Cafh is formally described as “a reunion of souls that seek their inner liberation through an individual external method.” Cafh’s method is an individual work because each of our lives is different. However, there are common elements and practices that every member of Cafh is exposed to and has the chance to incorporate into his or her life. These practices are suggestions to be tried out and experimented with. No one is ever asked to believe in a dogma.

The method that we follow is first of all based on the idea that in order to unfold spiritually, we must be conscious of who we are. With a measure of consciousness, we can then work on changing our attitudes, thoughts, feelings and behavior and expand our notion of who we are in relation to the world that we live in. Becoming conscious is an ongoing process in which we seek answers to fundamental questions such as:

  • How do I relate to the people around me—my family, friends, acquaintances, workmates?
  • What is the effect of what I do, think and feel on others?
  • What is my connection to the world at large, to the billions of souls with whom I share this planet and yet don’t know personally and will never meet?

Asking questions such as these compels us to observe ourselves more clearly. It also turns daily life into the raw material of our spiritual work. We do not have to be in any special life circumstance to devote ourselves completely to this work. We do not have to go on long retreats, leave our job and family or move to another country. All that we need is right here before us in our life, just the way it is.

We all know that wishing for something does not make it so, and this is certainly true in spiritual work. If we want to be conscious, we need to have the tools to carry out the work. Cafh offers these tools in the form of exercises practiced every day.

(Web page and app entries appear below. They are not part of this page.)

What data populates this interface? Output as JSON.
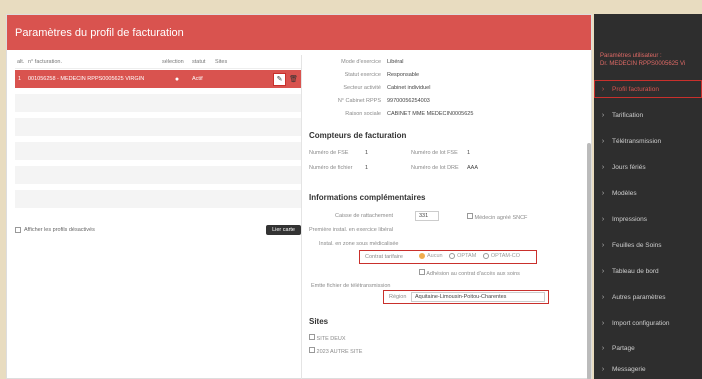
{
  "window": {
    "title": "Paramètres du profil de facturation"
  },
  "table": {
    "headers": {
      "alt": "alt.",
      "num": "n° facturation.",
      "sel": "sélection",
      "stat": "statut",
      "sites": "Sites"
    },
    "rows": [
      {
        "alt": "1",
        "num": "001056258 - MEDECIN RPPS0005625 VIRGIN",
        "sel": "●",
        "stat": "Actif"
      }
    ]
  },
  "left_footer": {
    "show_disabled": "Afficher les profils désactivés",
    "button": "Lier carte"
  },
  "details": {
    "mode_exercice": {
      "label": "Mode d'exercice",
      "value": "Libéral"
    },
    "statut_exercice": {
      "label": "Statut exercice",
      "value": "Responsable"
    },
    "secteur": {
      "label": "Secteur activité",
      "value": "Cabinet individuel"
    },
    "cabinet": {
      "label": "N° Cabinet RPPS",
      "value": "99700056254003"
    },
    "raison": {
      "label": "Raison sociale",
      "value": "CABINET MME MEDECIN0005625"
    }
  },
  "compteurs": {
    "title": "Compteurs de facturation",
    "num_fse": {
      "label": "Numéro de FSE",
      "value": "1"
    },
    "num_lot_fse": {
      "label": "Numéro de lot FSE",
      "value": "1"
    },
    "num_fichier": {
      "label": "Numéro de fichier",
      "value": "1"
    },
    "num_lot_dre": {
      "label": "Numéro de lot DRE",
      "value": "AAA"
    }
  },
  "infos": {
    "title": "Informations complémentaires",
    "caisse": {
      "label": "Caisse de rattachement",
      "value": "331"
    },
    "agree_sncf": "Médecin agréé SNCF",
    "premiere_instal": "Première instal. en exercice libéral",
    "instal_zone": "Instal. en zone sous médicalisée",
    "contrat": {
      "label": "Contrat tarifaire",
      "options": [
        "Aucun",
        "OPTAM",
        "OPTAM-CO"
      ]
    },
    "adhesion": "Adhésion au contrat d'accès aux soins",
    "emetteur": "Emtte fichier de télétransmission",
    "region": {
      "label": "Région",
      "value": "Aquitaine-Limousin-Poitou-Charentes"
    }
  },
  "sites": {
    "title": "Sites",
    "items": [
      "SITE DEUX",
      "2023 AUTRE SITE"
    ]
  },
  "sidebar": {
    "header_line1": "Paramètres utilisateur :",
    "header_line2": "Dr. MEDECIN RPPS0005625 Vi",
    "items": [
      "Profil facturation",
      "Tarification",
      "Télétransmission",
      "Jours fériés",
      "Modèles",
      "Impressions",
      "Feuilles de Soins",
      "Tableau de bord",
      "Autres paramètres",
      "Import configuration",
      "Partage",
      "Messagerie"
    ]
  },
  "colors": {
    "accent": "#d9534f",
    "highlight_box": "#c9302c",
    "sidebar_bg": "#2e2e2e",
    "background": "#e8dcc0"
  }
}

One is a meditation exercise, which has a strict, basic framework, yet leaves open the topics we use so that they reflect what we are currently working on.

Another exercise is called the retrospective examination.. We do this exercise just before going to sleep, and it helps us to see ourselves clearly and honestly as we review the events of our day. Performing this exercise allows us to discern the details of what we have to work on in ourselves to bring our life closer to our spiritual ideal.

Part of the method of Cafh is to attend weekly meetings which consist of meditation, a time for dialogue and sharing, and a time to listen to a teaching on a particular topic. We study topics that span the spiritual spectrum from inner reflection, silence, presence and prayer to self-control, perseverance, routine and manual work. The focus of our discussions is to share how we try to incorporate what we learn into our lives in a systematic way.

One practice that I learned very soon after I entered Cafh is called hallowing the day, which consists of making one’s first thought upon awakening reflect one’s spiritual ideal and intention. I have always found this to be a most valuable practice because it helps me to remember my deepest intention from the very moment that I wake up each morning.

Receiving spiritual counsel on a regular basis from someone who has had many years of experience in Cafh is also a part of the method. With our spiritual counselor we have the opportunity to discuss aspects of our life that generally don’t come up in everyday social discourse, even with the people who are closest to us. We receive guidance in meditation and in our own spiritual work, and can talk freely about the unseen, the inner part of our life—our relationship with the Divine. Personally, I have always found spiritual counsel to be a great gift, and an invaluable tool that helps me stay firmly on the course that I have chosen for my life.

Having walked the road of Cafh for over three decades now, I can say that to have a spiritual ideal is not enough. To have the longing to give oneself completely is not enough. There has to be a way to actualize this longing and to turn it into something concrete and evident. For me, the method of Cafh has opened the way towards bridging the gap between daily life and spiritual life and has given me the key to transforming my deepest intention into reality.